Last September, three days before my second wedding anniversary, I sat on the couch and asked my husband the hardest question I have ever had to ask anyone: "Are you transgender?"
I had noticed some changes in Kyle. He had started to grow his hair out. He was doing it for charity, but then he left it that way. He'd obliged the manicurist and gotten his nails painted for the first time in the five years I've had him join me at the nail salon. He shaved his beard off without me asking and had kept it shaved for several months.
These changes over the course of a summer are not significant. I didn't even notice them at first. They blended into the background of our moving to a new apartment. It wasn't until a camping trip in August, during which Kyle admitted to being very depressed, that these subtle changes took a 3-D form I couldn't ignore anymore. Armed with a hunch and my observations, I asked my significant other, the person who I had signed up to share my life with, if there was meaning in these arbitrary events.
In the most honest and tear-filled conversation we have ever had, my husband confessed to me that they had discovered a part of themselves they didn't know existed before. While they explained the revelation to me, I started on what I didn't know then would be the most difficult and lonely path I've ever known. There isn't an easy Google search for "How does a cisgender straight woman accept her transgender wife?"
In the age of gender revelation, transformation, and growing awareness, there isn't a "how-to" guide for couples in marriages learning how to navigate the reconstruction of gender identity. Being transgender wasn't part of our contract when we got married. I believe fundamentally in the goodness of people. Sitting on the couch as we both cried, both of us completely unsure how to move forward, the only thing I could think to say was that, despite my inability to see into our future, I knew we had to do whatever was necessary to make my spouse, now my wife, the person she was always meant to be.
The next steps in her journey were very clear. She had lived 32 years in darkness, in the shadow built by borrowed ideas of how masculinity should be represented. Now that she was out, I knew not another day could pass without us being serious about how she could live her best life, how she could live in the lightness that comes with confidence in who you are.
Without hesitation and through the good fortune of medical benefits, she, I, and we started therapy. I knew without a doubt that we would need experts to help us navigate this unique and often undocumented territory. From what I can tell in my limited research, many couples don't survive this kind of revelation.
That said, I know enough to believe that no two marriages or people are alike. There is no one-size-fits-all set of solutions for this journey. We have spent the past eight months unraveling the complicated fabric of our identities as individuals, and as a couple, with our families and friends. Preparation for each conversation was doused with substantial amounts of anxiety and fear of rejection.
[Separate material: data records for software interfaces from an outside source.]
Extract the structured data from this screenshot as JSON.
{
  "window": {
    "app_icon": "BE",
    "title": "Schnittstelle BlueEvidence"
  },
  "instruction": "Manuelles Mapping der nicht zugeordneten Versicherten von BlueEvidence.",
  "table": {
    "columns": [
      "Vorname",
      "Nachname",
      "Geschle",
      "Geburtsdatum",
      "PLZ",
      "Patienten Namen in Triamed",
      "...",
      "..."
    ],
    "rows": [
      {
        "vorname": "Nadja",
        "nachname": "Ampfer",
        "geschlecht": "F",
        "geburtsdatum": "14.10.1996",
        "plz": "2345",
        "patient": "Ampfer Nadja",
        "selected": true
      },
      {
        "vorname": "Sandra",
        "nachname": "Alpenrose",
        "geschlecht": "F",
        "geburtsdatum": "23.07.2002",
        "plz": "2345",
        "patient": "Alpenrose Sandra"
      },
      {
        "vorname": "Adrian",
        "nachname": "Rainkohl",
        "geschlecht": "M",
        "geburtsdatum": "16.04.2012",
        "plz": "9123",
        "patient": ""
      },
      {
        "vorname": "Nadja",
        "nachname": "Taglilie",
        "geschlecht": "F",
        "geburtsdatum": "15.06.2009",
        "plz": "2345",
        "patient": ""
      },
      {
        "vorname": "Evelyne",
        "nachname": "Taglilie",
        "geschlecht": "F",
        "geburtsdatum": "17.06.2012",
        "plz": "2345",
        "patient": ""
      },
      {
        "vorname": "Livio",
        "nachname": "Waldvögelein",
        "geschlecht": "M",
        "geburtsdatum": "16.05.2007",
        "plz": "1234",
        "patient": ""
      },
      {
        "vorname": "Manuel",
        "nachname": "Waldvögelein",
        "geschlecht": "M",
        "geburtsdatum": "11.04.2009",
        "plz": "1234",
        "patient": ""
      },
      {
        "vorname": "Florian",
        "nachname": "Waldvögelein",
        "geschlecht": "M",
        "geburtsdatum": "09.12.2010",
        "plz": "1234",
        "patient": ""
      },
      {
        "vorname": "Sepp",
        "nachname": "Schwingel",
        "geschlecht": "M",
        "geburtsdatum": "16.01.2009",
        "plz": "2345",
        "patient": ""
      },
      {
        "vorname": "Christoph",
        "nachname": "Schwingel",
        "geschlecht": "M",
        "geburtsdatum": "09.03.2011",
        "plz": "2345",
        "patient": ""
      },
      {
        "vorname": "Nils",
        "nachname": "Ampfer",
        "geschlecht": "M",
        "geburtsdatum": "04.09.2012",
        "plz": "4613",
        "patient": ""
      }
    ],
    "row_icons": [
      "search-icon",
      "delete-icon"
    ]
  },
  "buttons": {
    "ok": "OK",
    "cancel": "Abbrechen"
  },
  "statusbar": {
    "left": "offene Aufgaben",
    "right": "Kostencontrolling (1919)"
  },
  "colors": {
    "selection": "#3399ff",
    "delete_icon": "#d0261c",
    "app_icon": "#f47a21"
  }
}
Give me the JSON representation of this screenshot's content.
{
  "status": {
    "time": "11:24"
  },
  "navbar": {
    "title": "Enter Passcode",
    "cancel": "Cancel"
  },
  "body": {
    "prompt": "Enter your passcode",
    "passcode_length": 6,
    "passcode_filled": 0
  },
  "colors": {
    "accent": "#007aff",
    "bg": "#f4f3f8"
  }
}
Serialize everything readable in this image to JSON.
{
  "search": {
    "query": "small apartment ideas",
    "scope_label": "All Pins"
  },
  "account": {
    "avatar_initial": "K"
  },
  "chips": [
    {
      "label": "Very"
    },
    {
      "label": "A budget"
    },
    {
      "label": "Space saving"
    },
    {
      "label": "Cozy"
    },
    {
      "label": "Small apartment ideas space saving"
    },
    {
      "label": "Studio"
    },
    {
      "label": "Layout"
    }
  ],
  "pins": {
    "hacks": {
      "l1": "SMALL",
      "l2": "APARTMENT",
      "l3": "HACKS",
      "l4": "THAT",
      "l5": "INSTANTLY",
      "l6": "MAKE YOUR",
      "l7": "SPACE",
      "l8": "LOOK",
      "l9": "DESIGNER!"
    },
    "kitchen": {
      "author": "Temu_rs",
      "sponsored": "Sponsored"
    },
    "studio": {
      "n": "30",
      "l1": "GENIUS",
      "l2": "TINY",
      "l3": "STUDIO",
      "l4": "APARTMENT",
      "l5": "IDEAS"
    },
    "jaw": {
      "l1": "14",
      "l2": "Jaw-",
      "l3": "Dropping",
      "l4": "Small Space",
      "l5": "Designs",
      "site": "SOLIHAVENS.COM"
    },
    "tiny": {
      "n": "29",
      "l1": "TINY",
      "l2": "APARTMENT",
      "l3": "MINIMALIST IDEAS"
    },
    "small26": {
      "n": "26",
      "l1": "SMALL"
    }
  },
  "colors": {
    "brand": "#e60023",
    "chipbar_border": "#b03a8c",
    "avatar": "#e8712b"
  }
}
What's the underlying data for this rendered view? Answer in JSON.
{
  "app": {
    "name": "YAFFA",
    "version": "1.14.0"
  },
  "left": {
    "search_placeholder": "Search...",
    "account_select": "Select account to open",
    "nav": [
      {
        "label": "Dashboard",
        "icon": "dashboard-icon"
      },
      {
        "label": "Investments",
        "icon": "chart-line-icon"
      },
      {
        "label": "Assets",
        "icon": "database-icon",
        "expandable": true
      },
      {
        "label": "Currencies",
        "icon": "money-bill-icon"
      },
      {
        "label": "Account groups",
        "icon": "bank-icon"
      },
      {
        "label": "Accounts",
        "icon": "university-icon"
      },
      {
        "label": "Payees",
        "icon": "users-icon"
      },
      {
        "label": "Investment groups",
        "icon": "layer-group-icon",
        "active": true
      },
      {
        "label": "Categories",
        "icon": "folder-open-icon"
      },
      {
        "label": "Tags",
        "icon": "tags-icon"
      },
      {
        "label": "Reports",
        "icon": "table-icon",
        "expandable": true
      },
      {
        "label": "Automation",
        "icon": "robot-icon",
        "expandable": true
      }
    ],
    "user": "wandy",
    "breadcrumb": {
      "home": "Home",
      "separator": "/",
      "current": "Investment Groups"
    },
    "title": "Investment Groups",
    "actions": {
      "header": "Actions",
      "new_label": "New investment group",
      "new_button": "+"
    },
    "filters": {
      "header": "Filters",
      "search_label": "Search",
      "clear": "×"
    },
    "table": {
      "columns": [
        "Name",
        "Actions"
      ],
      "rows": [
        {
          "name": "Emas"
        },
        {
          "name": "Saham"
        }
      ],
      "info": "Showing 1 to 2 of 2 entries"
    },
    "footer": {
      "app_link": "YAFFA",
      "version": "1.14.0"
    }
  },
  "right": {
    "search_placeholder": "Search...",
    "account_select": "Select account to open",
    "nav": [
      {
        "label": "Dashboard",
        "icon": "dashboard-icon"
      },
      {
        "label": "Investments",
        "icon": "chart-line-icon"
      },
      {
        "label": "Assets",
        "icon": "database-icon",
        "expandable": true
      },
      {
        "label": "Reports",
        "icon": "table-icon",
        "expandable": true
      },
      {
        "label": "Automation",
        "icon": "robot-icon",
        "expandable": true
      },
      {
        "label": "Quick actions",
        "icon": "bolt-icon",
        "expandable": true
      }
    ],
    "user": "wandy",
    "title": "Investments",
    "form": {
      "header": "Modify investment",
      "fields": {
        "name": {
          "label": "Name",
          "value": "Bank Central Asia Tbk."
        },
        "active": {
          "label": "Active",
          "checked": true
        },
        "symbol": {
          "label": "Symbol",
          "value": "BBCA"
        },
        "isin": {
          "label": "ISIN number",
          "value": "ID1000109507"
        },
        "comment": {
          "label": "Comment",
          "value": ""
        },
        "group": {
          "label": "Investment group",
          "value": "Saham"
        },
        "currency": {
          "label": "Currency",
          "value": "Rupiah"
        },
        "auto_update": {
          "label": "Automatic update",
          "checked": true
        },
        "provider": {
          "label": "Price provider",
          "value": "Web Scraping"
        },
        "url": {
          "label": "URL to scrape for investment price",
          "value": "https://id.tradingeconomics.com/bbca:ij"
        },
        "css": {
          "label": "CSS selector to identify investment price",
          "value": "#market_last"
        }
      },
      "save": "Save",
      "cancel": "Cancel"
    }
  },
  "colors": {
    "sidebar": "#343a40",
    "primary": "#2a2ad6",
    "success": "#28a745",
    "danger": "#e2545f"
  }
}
One at a time, we have told those we love that my husband is now my wife.
We've gotten a lot of questions, as you would expect. Some people have been concerned about our happiness. Some people don't necessarily know what being transgender means. Some people still cannot fathom that sex and gender are separate social constructions. This is a painful part of our journey, but we press on. I know with all my being that this is the right path.
Last month, we announced on Facebook that Kyle is now Katie. She started hormone replacement therapy, and I've been blogging about the experience at tisfortrans.wordpress.com. Earlier this month, on a trip to Orcas Island, Katie introduced herself to people we hadn't met before, and no one asked her any questions. No one did a double take. No one even looked surprised. It was really liberating not to be worried about how to tell people that the male body form in front of them identifies as Katie.
Now we are about to celebrate Seattle Pride in a way that we never have before: as members of the LGBT community. Attending the parade and the events around it is one of my favorite annual Seattle traditions. There is an unparalleled energy of love, inclusion, and support. That said, my experience of Pride this year will be a new one: It will be through the lens of someone who newly understands the significance of the T in LGBT. This year, I will participate in Pride as the proud spouse of my wife. That's something I never thought I would say. What a wonderful and well-earned celebration it will be.
• This piece appears in the 2018 Queer Issue as “That One Spouse” See also: “That One Serial Killer” by Dan Savage, “That One Drag Queen” by Jinkx Monsoon, "That One DJ" by Charles Mudede, “That One Writer” by Sophia Stephens, “That One Coworker" by Trisha Ready, “That One Parent” by Jing Jing Wang, "That One Roommate" by Christopher Frizzelle, “That One Teacher” by Katie Herzog, “That One Radical Faerie” by Marc Castillo, “That One Filmmaker” by Chase Burns, and “That One Songwriter. by Eli Sanders.